Task directions
Every line below must be given again exactly.

*** Records for processing Section Begins ***

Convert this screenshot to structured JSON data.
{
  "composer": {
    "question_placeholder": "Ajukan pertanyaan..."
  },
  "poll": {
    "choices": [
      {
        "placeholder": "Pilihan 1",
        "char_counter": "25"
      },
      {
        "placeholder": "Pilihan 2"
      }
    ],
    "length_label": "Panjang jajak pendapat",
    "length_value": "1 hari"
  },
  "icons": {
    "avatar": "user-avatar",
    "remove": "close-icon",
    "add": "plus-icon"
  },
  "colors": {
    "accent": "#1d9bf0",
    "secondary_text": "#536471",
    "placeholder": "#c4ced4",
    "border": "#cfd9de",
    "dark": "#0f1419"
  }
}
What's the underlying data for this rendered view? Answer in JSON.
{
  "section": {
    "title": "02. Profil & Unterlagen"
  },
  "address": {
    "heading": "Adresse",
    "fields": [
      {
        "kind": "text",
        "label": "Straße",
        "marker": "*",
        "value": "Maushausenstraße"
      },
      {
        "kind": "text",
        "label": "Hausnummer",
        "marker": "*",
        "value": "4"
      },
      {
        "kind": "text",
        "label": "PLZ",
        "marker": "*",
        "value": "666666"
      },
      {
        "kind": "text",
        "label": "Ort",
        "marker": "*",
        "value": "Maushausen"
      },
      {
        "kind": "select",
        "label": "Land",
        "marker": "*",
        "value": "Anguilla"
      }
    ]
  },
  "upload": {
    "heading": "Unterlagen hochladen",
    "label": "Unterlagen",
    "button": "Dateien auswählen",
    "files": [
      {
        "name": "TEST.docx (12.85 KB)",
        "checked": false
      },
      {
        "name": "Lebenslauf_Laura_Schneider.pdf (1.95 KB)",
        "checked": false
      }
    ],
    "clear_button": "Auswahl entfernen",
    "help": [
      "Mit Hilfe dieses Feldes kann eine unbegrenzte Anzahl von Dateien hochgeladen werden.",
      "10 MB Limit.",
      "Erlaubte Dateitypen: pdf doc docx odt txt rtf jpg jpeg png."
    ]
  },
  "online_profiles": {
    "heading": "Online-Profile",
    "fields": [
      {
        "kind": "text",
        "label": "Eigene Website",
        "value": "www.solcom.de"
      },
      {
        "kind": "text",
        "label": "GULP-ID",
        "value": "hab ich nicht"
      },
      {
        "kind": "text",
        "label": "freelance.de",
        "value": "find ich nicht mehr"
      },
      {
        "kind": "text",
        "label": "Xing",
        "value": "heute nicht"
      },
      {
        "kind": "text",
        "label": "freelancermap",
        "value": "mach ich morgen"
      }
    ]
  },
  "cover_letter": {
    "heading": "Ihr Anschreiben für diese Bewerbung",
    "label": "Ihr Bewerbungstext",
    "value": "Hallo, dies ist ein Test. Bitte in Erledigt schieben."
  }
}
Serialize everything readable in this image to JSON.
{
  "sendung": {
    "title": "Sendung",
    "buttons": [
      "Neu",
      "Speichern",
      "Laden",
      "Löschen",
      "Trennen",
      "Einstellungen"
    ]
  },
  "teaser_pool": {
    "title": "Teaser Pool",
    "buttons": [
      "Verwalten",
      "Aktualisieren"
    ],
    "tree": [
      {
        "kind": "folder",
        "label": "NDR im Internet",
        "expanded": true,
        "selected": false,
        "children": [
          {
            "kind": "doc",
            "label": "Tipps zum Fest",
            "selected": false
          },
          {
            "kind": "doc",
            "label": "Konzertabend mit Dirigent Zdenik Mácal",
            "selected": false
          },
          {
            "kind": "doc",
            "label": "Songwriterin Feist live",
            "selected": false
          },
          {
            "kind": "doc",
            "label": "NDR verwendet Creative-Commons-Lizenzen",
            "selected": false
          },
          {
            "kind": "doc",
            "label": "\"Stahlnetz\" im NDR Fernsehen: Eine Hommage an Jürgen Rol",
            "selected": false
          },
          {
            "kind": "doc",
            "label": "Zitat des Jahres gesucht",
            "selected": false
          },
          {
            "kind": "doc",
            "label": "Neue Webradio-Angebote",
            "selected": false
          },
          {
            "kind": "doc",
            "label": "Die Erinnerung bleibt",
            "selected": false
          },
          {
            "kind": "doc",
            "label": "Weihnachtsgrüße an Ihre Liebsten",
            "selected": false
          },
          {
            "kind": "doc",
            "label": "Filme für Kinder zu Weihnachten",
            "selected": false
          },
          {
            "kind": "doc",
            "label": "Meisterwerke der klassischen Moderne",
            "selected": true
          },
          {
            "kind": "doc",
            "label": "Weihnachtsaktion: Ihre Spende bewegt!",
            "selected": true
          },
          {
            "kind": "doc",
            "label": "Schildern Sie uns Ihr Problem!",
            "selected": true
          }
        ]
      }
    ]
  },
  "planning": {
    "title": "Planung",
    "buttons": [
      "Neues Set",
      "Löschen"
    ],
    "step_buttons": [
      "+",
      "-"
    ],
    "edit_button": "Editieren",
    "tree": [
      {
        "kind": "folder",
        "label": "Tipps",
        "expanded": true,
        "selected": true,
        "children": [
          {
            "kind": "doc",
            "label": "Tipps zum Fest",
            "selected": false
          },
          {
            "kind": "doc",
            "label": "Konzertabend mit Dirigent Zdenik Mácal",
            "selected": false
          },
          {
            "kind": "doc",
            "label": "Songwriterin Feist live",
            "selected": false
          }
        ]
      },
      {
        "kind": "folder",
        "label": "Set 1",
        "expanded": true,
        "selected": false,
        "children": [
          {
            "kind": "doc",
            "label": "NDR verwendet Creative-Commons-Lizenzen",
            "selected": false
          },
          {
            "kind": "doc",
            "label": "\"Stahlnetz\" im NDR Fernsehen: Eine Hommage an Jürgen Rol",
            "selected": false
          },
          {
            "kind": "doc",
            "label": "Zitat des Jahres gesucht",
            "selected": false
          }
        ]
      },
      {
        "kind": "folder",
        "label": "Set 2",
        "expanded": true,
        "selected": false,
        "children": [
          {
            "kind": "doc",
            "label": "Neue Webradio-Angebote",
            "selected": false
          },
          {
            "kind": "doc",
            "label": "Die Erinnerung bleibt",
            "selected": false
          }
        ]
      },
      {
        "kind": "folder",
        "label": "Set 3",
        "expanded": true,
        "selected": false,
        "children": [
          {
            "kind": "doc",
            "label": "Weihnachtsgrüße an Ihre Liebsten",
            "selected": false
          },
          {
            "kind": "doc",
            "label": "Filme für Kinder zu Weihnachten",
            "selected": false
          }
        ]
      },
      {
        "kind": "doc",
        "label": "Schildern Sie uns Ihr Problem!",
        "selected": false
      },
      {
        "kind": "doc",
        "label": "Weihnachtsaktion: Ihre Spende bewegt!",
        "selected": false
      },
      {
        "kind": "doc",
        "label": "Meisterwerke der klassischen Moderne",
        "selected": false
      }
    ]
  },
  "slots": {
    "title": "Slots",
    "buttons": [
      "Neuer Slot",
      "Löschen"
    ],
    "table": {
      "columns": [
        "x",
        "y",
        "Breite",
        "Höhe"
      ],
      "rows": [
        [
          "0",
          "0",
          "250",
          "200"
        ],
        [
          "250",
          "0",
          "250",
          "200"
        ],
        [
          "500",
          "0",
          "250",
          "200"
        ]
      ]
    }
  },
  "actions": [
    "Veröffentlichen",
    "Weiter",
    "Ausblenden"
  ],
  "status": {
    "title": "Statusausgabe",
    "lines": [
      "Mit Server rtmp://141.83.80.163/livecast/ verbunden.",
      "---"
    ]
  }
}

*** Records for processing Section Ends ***

Your solution
Convert this screenshot to structured JSON data.
{
  "composer": {
    "question_placeholder": "Ajukan pertanyaan..."
  },
  "poll": {
    "choices": [
      {
        "placeholder": "Pilihan 1",
        "char_counter": "25"
      },
      {
        "placeholder": "Pilihan 2"
      }
    ],
    "length_label": "Panjang jajak pendapat",
    "length_value": "1 hari"
  },
  "icons": {
    "avatar": "user-avatar",
    "remove": "close-icon",
    "add": "plus-icon"
  },
  "colors": {
    "accent": "#1d9bf0",
    "secondary_text": "#536471",
    "placeholder": "#c4ced4",
    "border": "#cfd9de",
    "dark": "#0f1419"
  }
}
What's the underlying data for this rendered view? Answer in JSON.
{
  "section": {
    "title": "02. Profil & Unterlagen"
  },
  "address": {
    "heading": "Adresse",
    "fields": [
      {
        "kind": "text",
        "label": "Straße",
        "marker": "*",
        "value": "Maushausenstraße"
      },
      {
        "kind": "text",
        "label": "Hausnummer",
        "marker": "*",
        "value": "4"
      },
      {
        "kind": "text",
        "label": "PLZ",
        "marker": "*",
        "value": "666666"
      },
      {
        "kind": "text",
        "label": "Ort",
        "marker": "*",
        "value": "Maushausen"
      },
      {
        "kind": "select",
        "label": "Land",
        "marker": "*",
        "value": "Anguilla"
      }
    ]
  },
  "upload": {
    "heading": "Unterlagen hochladen",
    "label": "Unterlagen",
    "button": "Dateien auswählen",
    "files": [
      {
        "name": "TEST.docx (12.85 KB)",
        "checked": false
      },
      {
        "name": "Lebenslauf_Laura_Schneider.pdf (1.95 KB)",
        "checked": false
      }
    ],
    "clear_button": "Auswahl entfernen",
    "help": [
      "Mit Hilfe dieses Feldes kann eine unbegrenzte Anzahl von Dateien hochgeladen werden.",
      "10 MB Limit.",
      "Erlaubte Dateitypen: pdf doc docx odt txt rtf jpg jpeg png."
    ]
  },
  "online_profiles": {
    "heading": "Online-Profile",
    "fields": [
      {
        "kind": "text",
        "label": "Eigene Website",
        "value": "www.solcom.de"
      },
      {
        "kind": "text",
        "label": "GULP-ID",
        "value": "hab ich nicht"
      },
      {
        "kind": "text",
        "label": "freelance.de",
        "value": "find ich nicht mehr"
      },
      {
        "kind": "text",
        "label": "Xing",
        "value": "heute nicht"
      },
      {
        "kind": "text",
        "label": "freelancermap",
        "value": "mach ich morgen"
      }
    ]
  },
  "cover_letter": {
    "heading": "Ihr Anschreiben für diese Bewerbung",
    "label": "Ihr Bewerbungstext",
    "value": "Hallo, dies ist ein Test. Bitte in Erledigt schieben."
  }
}
Serialize everything readable in this image to JSON.
{
  "sendung": {
    "title": "Sendung",
    "buttons": [
      "Neu",
      "Speichern",
      "Laden",
      "Löschen",
      "Trennen",
      "Einstellungen"
    ]
  },
  "teaser_pool": {
    "title": "Teaser Pool",
    "buttons": [
      "Verwalten",
      "Aktualisieren"
    ],
    "tree": [
      {
        "kind": "folder",
        "label": "NDR im Internet",
        "expanded": true,
        "selected": false,
        "children": [
          {
            "kind": "doc",
            "label": "Tipps zum Fest",
            "selected": false
          },
          {
            "kind": "doc",
            "label": "Konzertabend mit Dirigent Zdenik Mácal",
            "selected": false
          },
          {
            "kind": "doc",
            "label": "Songwriterin Feist live",
            "selected": false
          },
          {
            "kind": "doc",
            "label": "NDR verwendet Creative-Commons-Lizenzen",
            "selected": false
          },
          {
            "kind": "doc",
            "label": "\"Stahlnetz\" im NDR Fernsehen: Eine Hommage an Jürgen Rol",
            "selected": false
          },
          {
            "kind": "doc",
            "label": "Zitat des Jahres gesucht",
            "selected": false
          },
          {
            "kind": "doc",
            "label": "Neue Webradio-Angebote",
            "selected": false
          },
          {
            "kind": "doc",
            "label": "Die Erinnerung bleibt",
            "selected": false
          },
          {
            "kind": "doc",
            "label": "Weihnachtsgrüße an Ihre Liebsten",
            "selected": false
          },
          {
            "kind": "doc",
            "label": "Filme für Kinder zu Weihnachten",
            "selected": false
          },
          {
            "kind": "doc",
            "label": "Meisterwerke der klassischen Moderne",
            "selected": true
          },
          {
            "kind": "doc",
            "label": "Weihnachtsaktion: Ihre Spende bewegt!",
            "selected": true
          },
          {
            "kind": "doc",
            "label": "Schildern Sie uns Ihr Problem!",
            "selected": true
          }
        ]
      }
    ]
  },
  "planning": {
    "title": "Planung",
    "buttons": [
      "Neues Set",
      "Löschen"
    ],
    "step_buttons": [
      "+",
      "-"
    ],
    "edit_button": "Editieren",
    "tree": [
      {
        "kind": "folder",
        "label": "Tipps",
        "expanded": true,
        "selected": true,
        "children": [
          {
            "kind": "doc",
            "label": "Tipps zum Fest",
            "selected": false
          },
          {
            "kind": "doc",
            "label": "Konzertabend mit Dirigent Zdenik Mácal",
            "selected": false
          },
          {
            "kind": "doc",
            "label": "Songwriterin Feist live",
            "selected": false
          }
        ]
      },
      {
        "kind": "folder",
        "label": "Set 1",
        "expanded": true,
        "selected": false,
        "children": [
          {
            "kind": "doc",
            "label": "NDR verwendet Creative-Commons-Lizenzen",
            "selected": false
          },
          {
            "kind": "doc",
            "label": "\"Stahlnetz\" im NDR Fernsehen: Eine Hommage an Jürgen Rol",
            "selected": false
          },
          {
            "kind": "doc",
            "label": "Zitat des Jahres gesucht",
            "selected": false
          }
        ]
      },
      {
        "kind": "folder",
        "label": "Set 2",
        "expanded": true,
        "selected": false,
        "children": [
          {
            "kind": "doc",
            "label": "Neue Webradio-Angebote",
            "selected": false
          },
          {
            "kind": "doc",
            "label": "Die Erinnerung bleibt",
            "selected": false
          }
        ]
      },
      {
        "kind": "folder",
        "label": "Set 3",
        "expanded": true,
        "selected": false,
        "children": [
          {
            "kind": "doc",
            "label": "Weihnachtsgrüße an Ihre Liebsten",
            "selected": false
          },
          {
            "kind": "doc",
            "label": "Filme für Kinder zu Weihnachten",
            "selected": false
          }
        ]
      },
      {
        "kind": "doc",
        "label": "Schildern Sie uns Ihr Problem!",
        "selected": false
      },
      {
        "kind": "doc",
        "label": "Weihnachtsaktion: Ihre Spende bewegt!",
        "selected": false
      },
      {
        "kind": "doc",
        "label": "Meisterwerke der klassischen Moderne",
        "selected": false
      }
    ]
  },
  "slots": {
    "title": "Slots",
    "buttons": [
      "Neuer Slot",
      "Löschen"
    ],
    "table": {
      "columns": [
        "x",
        "y",
        "Breite",
        "Höhe"
      ],
      "rows": [
        [
          "0",
          "0",
          "250",
          "200"
        ],
        [
          "250",
          "0",
          "250",
          "200"
        ],
        [
          "500",
          "0",
          "250",
          "200"
        ]
      ]
    }
  },
  "actions": [
    "Veröffentlichen",
    "Weiter",
    "Ausblenden"
  ],
  "status": {
    "title": "Statusausgabe",
    "lines": [
      "Mit Server rtmp://141.83.80.163/livecast/ verbunden.",
      "---"
    ]
  }
}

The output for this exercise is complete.